Chesterfield, who moments earlier had taken the lead courtesy of Jimmy Ryan’s superb finish, were fortunate to still enjoy their full compliment of players after Georg Margreitter inexplicably escaped with a caution after hauling down Jamie Murphy as he wriggled clean through.
Chesterfield goalkeeper Tommy Lee joined Higdon in the dressing room for felling Ryan Flynn as the United winger hunted down Ian Evatt’s poor return. With the excellent Sam Morsy orchestrating events from midfield, the hosts stretched their advantage still further when Paddy McCarthy, signed on loan 24 hours earlier from Crystal Palace, saw a pass intercepted which allowed Gary Roberts to convert.
United netted twice themselves during the closing stages to leave the outcome hanging in the balance but, by that time, Eoin Doyle had already claimed his 13th goal of the campaign. Their own decision-making, as well as the officials, left much to be desired.

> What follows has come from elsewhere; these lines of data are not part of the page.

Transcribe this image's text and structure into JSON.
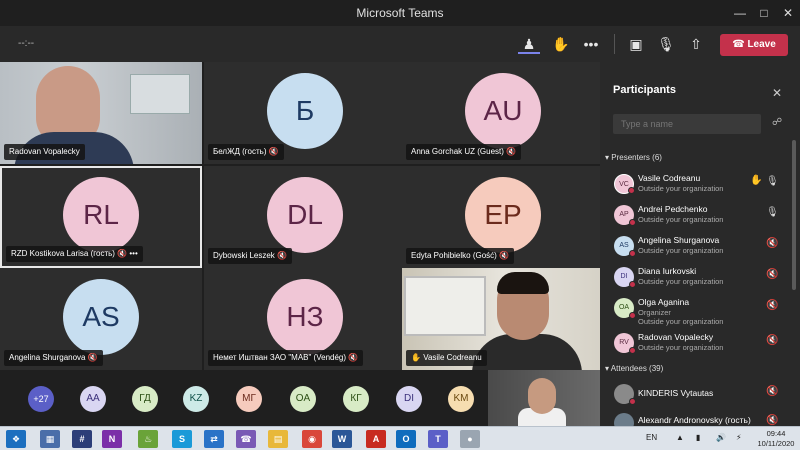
{
  "window": {
    "title": "Microsoft Teams"
  },
  "toolbar": {
    "timer": "--:--",
    "leave_label": "Leave"
  },
  "tiles": [
    {
      "label": "Radovan Vopalecky",
      "initials": "",
      "muted": false
    },
    {
      "label": "БелЖД (гость)",
      "initials": "Б",
      "muted": true
    },
    {
      "label": "Anna Gorchak UZ (Guest)",
      "initials": "AU",
      "muted": true
    },
    {
      "label": "RZD Kostikova Larisa (гость)",
      "initials": "RL",
      "muted": true
    },
    {
      "label": "Dybowski Leszek",
      "initials": "DL",
      "muted": true
    },
    {
      "label": "Edyta Pohibielko (Gość)",
      "initials": "EP",
      "muted": true
    },
    {
      "label": "Angelina Shurganova",
      "initials": "AS",
      "muted": true
    },
    {
      "label": "Немет Иштван ЗАО \"МАВ\" (Vendég)",
      "initials": "НЗ",
      "muted": true
    },
    {
      "label": "Vasile Codreanu",
      "initials": "",
      "muted": false
    }
  ],
  "strip": {
    "more": "+27",
    "chips": [
      "AA",
      "ГД",
      "KZ",
      "МГ",
      "OA",
      "КГ",
      "DI",
      "KM"
    ]
  },
  "panel": {
    "title": "Participants",
    "search_placeholder": "Type a name",
    "presenters_header": "Presenters (6)",
    "attendees_header": "Attendees (39)",
    "presenters": [
      {
        "initials": "VC",
        "name": "Vasile Codreanu",
        "sub": "Outside your organization",
        "sub2": "",
        "hand": true,
        "muted": false
      },
      {
        "initials": "AP",
        "name": "Andrei Pedchenko",
        "sub": "Outside your organization",
        "sub2": "",
        "hand": false,
        "muted": false
      },
      {
        "initials": "AS",
        "name": "Angelina Shurganova",
        "sub": "Outside your organization",
        "sub2": "",
        "hand": false,
        "muted": true
      },
      {
        "initials": "DI",
        "name": "Diana Iurkovski",
        "sub": "Outside your organization",
        "sub2": "",
        "hand": false,
        "muted": true
      },
      {
        "initials": "OA",
        "name": "Olga Aganina",
        "sub": "Organizer",
        "sub2": "Outside your organization",
        "hand": false,
        "muted": true
      },
      {
        "initials": "RV",
        "name": "Radovan Vopalecky",
        "sub": "Outside your organization",
        "sub2": "",
        "hand": false,
        "muted": true
      }
    ],
    "attendees": [
      {
        "initials": "",
        "name": "KINDERIS Vytautas",
        "sub": "",
        "muted": true
      },
      {
        "initials": "",
        "name": "Alexandr Andronovsky (гость)",
        "sub": "",
        "muted": true
      }
    ]
  },
  "taskbar": {
    "language": "EN",
    "time": "09:44",
    "date": "10/11/2020"
  },
  "colors": {
    "avatar_bg": "#f0c6d6",
    "avatar_fg": "#5c2547",
    "leave": "#c4314b",
    "accent": "#7b83eb"
  }
}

“It’s a derby and the atmosphere is always electric,” Campbell-Ryce said. “You’ve got fans helping the referee to make decisions, you’ve got the referee making the wrong decisions because of it and you’ve got tackles and goals.
“Higgy made a rash tackle but I don’t know if it was a straight red in the context of the game. I think the ref let the occasion get to him a little bit but still, it’s a derby, that’s what happens.”

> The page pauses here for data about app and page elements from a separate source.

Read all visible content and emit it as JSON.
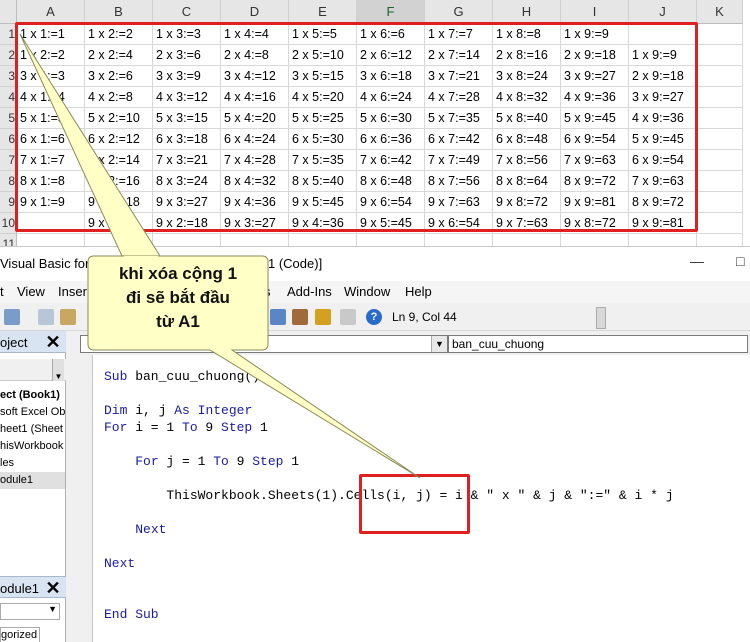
{
  "sheet": {
    "columns": [
      "A",
      "B",
      "C",
      "D",
      "E",
      "F",
      "G",
      "H",
      "I",
      "J",
      "K"
    ],
    "selected_column": "F",
    "rows": [
      {
        "num": "1",
        "cells": [
          "1 x 1:=1",
          "1 x 2:=2",
          "1 x 3:=3",
          "1 x 4:=4",
          "1 x 5:=5",
          "1 x 6:=6",
          "1 x 7:=7",
          "1 x 8:=8",
          "1 x 9:=9",
          "",
          ""
        ]
      },
      {
        "num": "2",
        "cells": [
          "1 x 2:=2",
          "2 x 2:=4",
          "2 x 3:=6",
          "2 x 4:=8",
          "2 x 5:=10",
          "2 x 6:=12",
          "2 x 7:=14",
          "2 x 8:=16",
          "2 x 9:=18",
          "1 x 9:=9",
          ""
        ]
      },
      {
        "num": "3",
        "cells": [
          "3 x 1:=3",
          "3 x 2:=6",
          "3 x 3:=9",
          "3 x 4:=12",
          "3 x 5:=15",
          "3 x 6:=18",
          "3 x 7:=21",
          "3 x 8:=24",
          "3 x 9:=27",
          "2 x 9:=18",
          ""
        ]
      },
      {
        "num": "4",
        "cells": [
          "4 x 1:=4",
          "4 x 2:=8",
          "4 x 3:=12",
          "4 x 4:=16",
          "4 x 5:=20",
          "4 x 6:=24",
          "4 x 7:=28",
          "4 x 8:=32",
          "4 x 9:=36",
          "3 x 9:=27",
          ""
        ]
      },
      {
        "num": "5",
        "cells": [
          "5 x 1:=5",
          "5 x 2:=10",
          "5 x 3:=15",
          "5 x 4:=20",
          "5 x 5:=25",
          "5 x 6:=30",
          "5 x 7:=35",
          "5 x 8:=40",
          "5 x 9:=45",
          "4 x 9:=36",
          ""
        ]
      },
      {
        "num": "6",
        "cells": [
          "6 x 1:=6",
          "6 x 2:=12",
          "6 x 3:=18",
          "6 x 4:=24",
          "6 x 5:=30",
          "6 x 6:=36",
          "6 x 7:=42",
          "6 x 8:=48",
          "6 x 9:=54",
          "5 x 9:=45",
          ""
        ]
      },
      {
        "num": "7",
        "cells": [
          "7 x 1:=7",
          "7 x 2:=14",
          "7 x 3:=21",
          "7 x 4:=28",
          "7 x 5:=35",
          "7 x 6:=42",
          "7 x 7:=49",
          "7 x 8:=56",
          "7 x 9:=63",
          "6 x 9:=54",
          ""
        ]
      },
      {
        "num": "8",
        "cells": [
          "8 x 1:=8",
          "8 x 2:=16",
          "8 x 3:=24",
          "8 x 4:=32",
          "8 x 5:=40",
          "8 x 6:=48",
          "8 x 7:=56",
          "8 x 8:=64",
          "8 x 9:=72",
          "7 x 9:=63",
          ""
        ]
      },
      {
        "num": "9",
        "cells": [
          "9 x 1:=9",
          "9 x 2:=18",
          "9 x 3:=27",
          "9 x 4:=36",
          "9 x 5:=45",
          "9 x 6:=54",
          "9 x 7:=63",
          "9 x 8:=72",
          "9 x 9:=81",
          "8 x 9:=72",
          ""
        ]
      },
      {
        "num": "10",
        "cells": [
          "",
          "9 x 1:=9",
          "9 x 2:=18",
          "9 x 3:=27",
          "9 x 4:=36",
          "9 x 5:=45",
          "9 x 6:=54",
          "9 x 7:=63",
          "9 x 8:=72",
          "9 x 9:=81",
          ""
        ]
      },
      {
        "num": "11",
        "cells": [
          "",
          "",
          "",
          "",
          "",
          "",
          "",
          "",
          "",
          "",
          ""
        ]
      }
    ]
  },
  "vba": {
    "title_left": "Visual Basic for",
    "title_right": "1 (Code)]",
    "menu": [
      "t",
      "View",
      "Inser",
      "s",
      "Add-Ins",
      "Window",
      "Help"
    ],
    "status": "Ln 9, Col 44",
    "project_title": "oject",
    "tree": [
      "ect (Book1)",
      "soft Excel Ob",
      "heet1 (Sheet",
      "hisWorkbook",
      "les",
      "odule1"
    ],
    "module_title": "odule1",
    "props_tab": "gorized",
    "proc_combo": "ban_cuu_chuong",
    "code": [
      "Sub ban_cuu_chuong()",
      "",
      "Dim i, j As Integer",
      "For i = 1 To 9 Step 1",
      "",
      "    For j = 1 To 9 Step 1",
      "",
      "        ThisWorkbook.Sheets(1).Cells(i, j) = i & \" x \" & j & \":=\" & i * j",
      "",
      "    Next",
      "",
      "Next",
      "",
      "",
      "End Sub"
    ]
  },
  "callout": {
    "line1": "khi xóa cộng 1",
    "line2": "đi sẽ bắt đầu",
    "line3": "từ A1"
  },
  "colors": {
    "highlight_red": "#e02020",
    "callout_fill": "#ffffc6",
    "keyword_blue": "#1a1aa6"
  }
}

With Higdon, who had been courted by Chesterfield before joining United during the close season, set to miss the next three games, Clough intimated he could be tempted back into the loan market to bolster the attacking options at his disposal.
The visitors demonstrated the depth of character which had seen them enter Saturday’s fixture having recovered more points from losing positions that any other team in the league this term when Marc McNulty and Neill Collins both converted late on.

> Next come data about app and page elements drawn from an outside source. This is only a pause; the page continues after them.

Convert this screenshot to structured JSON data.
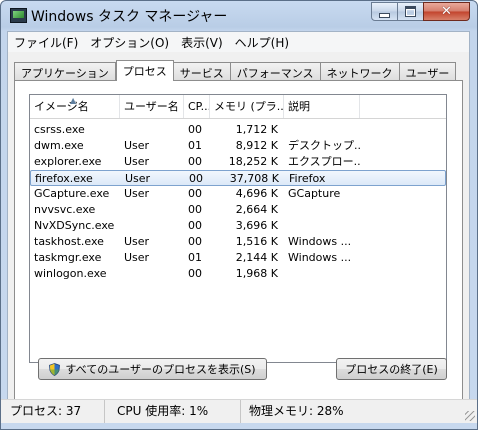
{
  "window": {
    "title": "Windows タスク マネージャー"
  },
  "titlebar": {
    "min": "minimize",
    "max": "maximize",
    "close": "✕"
  },
  "menu": [
    {
      "label": "ファイル(F)"
    },
    {
      "label": "オプション(O)"
    },
    {
      "label": "表示(V)"
    },
    {
      "label": "ヘルプ(H)"
    }
  ],
  "tabs": [
    {
      "label": "アプリケーション"
    },
    {
      "label": "プロセス"
    },
    {
      "label": "サービス"
    },
    {
      "label": "パフォーマンス"
    },
    {
      "label": "ネットワーク"
    },
    {
      "label": "ユーザー"
    }
  ],
  "active_tab": "プロセス",
  "process_list": {
    "columns": [
      "イメージ名",
      "ユーザー名",
      "CP...",
      "メモリ (プラ...",
      "説明"
    ],
    "sorted_column": "イメージ名",
    "selected_row": "firefox.exe",
    "rows": [
      {
        "name": "csrss.exe",
        "user": "",
        "cpu": "00",
        "mem": "1,712 K",
        "desc": ""
      },
      {
        "name": "dwm.exe",
        "user": "User",
        "cpu": "01",
        "mem": "8,912 K",
        "desc": "デスクトップ..."
      },
      {
        "name": "explorer.exe",
        "user": "User",
        "cpu": "00",
        "mem": "18,252 K",
        "desc": "エクスプロー..."
      },
      {
        "name": "firefox.exe",
        "user": "User",
        "cpu": "00",
        "mem": "37,708 K",
        "desc": "Firefox"
      },
      {
        "name": "GCapture.exe",
        "user": "User",
        "cpu": "00",
        "mem": "4,696 K",
        "desc": "GCapture"
      },
      {
        "name": "nvvsvc.exe",
        "user": "",
        "cpu": "00",
        "mem": "2,664 K",
        "desc": ""
      },
      {
        "name": "NvXDSync.exe",
        "user": "",
        "cpu": "00",
        "mem": "3,696 K",
        "desc": ""
      },
      {
        "name": "taskhost.exe",
        "user": "User",
        "cpu": "00",
        "mem": "1,516 K",
        "desc": "Windows ..."
      },
      {
        "name": "taskmgr.exe",
        "user": "User",
        "cpu": "01",
        "mem": "2,144 K",
        "desc": "Windows ..."
      },
      {
        "name": "winlogon.exe",
        "user": "",
        "cpu": "00",
        "mem": "1,968 K",
        "desc": ""
      }
    ]
  },
  "buttons": {
    "show_all": "すべてのユーザーのプロセスを表示(S)",
    "end_process": "プロセスの終了(E)"
  },
  "icons": {
    "app": "task-manager-icon",
    "uac": "uac-shield-icon",
    "sort": "sort-ascending-icon"
  },
  "status": {
    "processes": "プロセス: 37",
    "cpu": "CPU 使用率: 1%",
    "memory": "物理メモリ: 28%"
  },
  "colors": {
    "selection_border": "#7da2ce",
    "titlebar": "#c8daf0",
    "close_button": "#c2432c"
  }
}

But their habit of starting matches slowly - they have led only once at the break since August - is a cause for concern.
“We have scored two goals await from home again, so scoring’s not the problem, the problem is conceding,” Clough said. “We are frustrated and disappointed to have lost a derby.
“There’s a lot of pent up frustration in there, we hope, when we lose that sort of game.
“What we have to work on is not conceding goals, that’s the biggest difference between now and last season. We said at half-time, don’t concede a third and we might get something from the game.”
Unfortunately, that advice fell on deaf ears although, as Clough later reminded, Doyle appeared to have strayed offside when he collected the ball. United’s failure to properly test Lee’s replacement and debutant Myles Wright will also have infuriated the former England international. Especially as, given the dreadful hash he made of collecting a routine through ball before presenting McNulty with the opportunity to score, his handling was far from assured. Nevertheless, they remain only five points behind the automatic promotion positions with 36 matches remaining.
Chesterfield, meanwhile, looked equipped to mount a challenge of their own.
Campbell-Ryce, now recovered from the calf problem which has caused him to miss four of United’s last five outings, delivered the set-piece which Collins turned home in stoppage time.
“I’m happy to be back playing because it’s been frustrating being away from the lads and out of the fold,” he said. “But, of course, the circumstances are disappointing.
“The way I feel, a few defenders should be scared if I start the next one because I just want to take out that frustration by running riot at them.
“ I felt like that when I came on. I just wanted to drive at their centre-halves and drive at their full-backs.”
CHESTERFIELD: Lee 5, Evatt *6, Darikwa 6, Ryan 7, Jones 7, Johnson 7, Margreitter 6, Morsy 8, O’Shea 6, Roberts **7, E Doyle ***7. Substitutes: Wright *(41) 6, Raglan, Banks, Clucas **(65) 6, Boco, Gardner, Gnanduillet ***(76).
SHEFFIELD UNITED: Howard 6, Alcock, Wallace *6, Flynn **6, M Doyle 6, Murphy 7, Scougall 6, Collins 6, McEveley ***, 6 Higdon 5, McCarthy 6. Substitutes: Harris ***(66) 6, Basham, McNulty *(50) 7, Davies, Campbell-Ryce **(63) 7, Reed, Turner.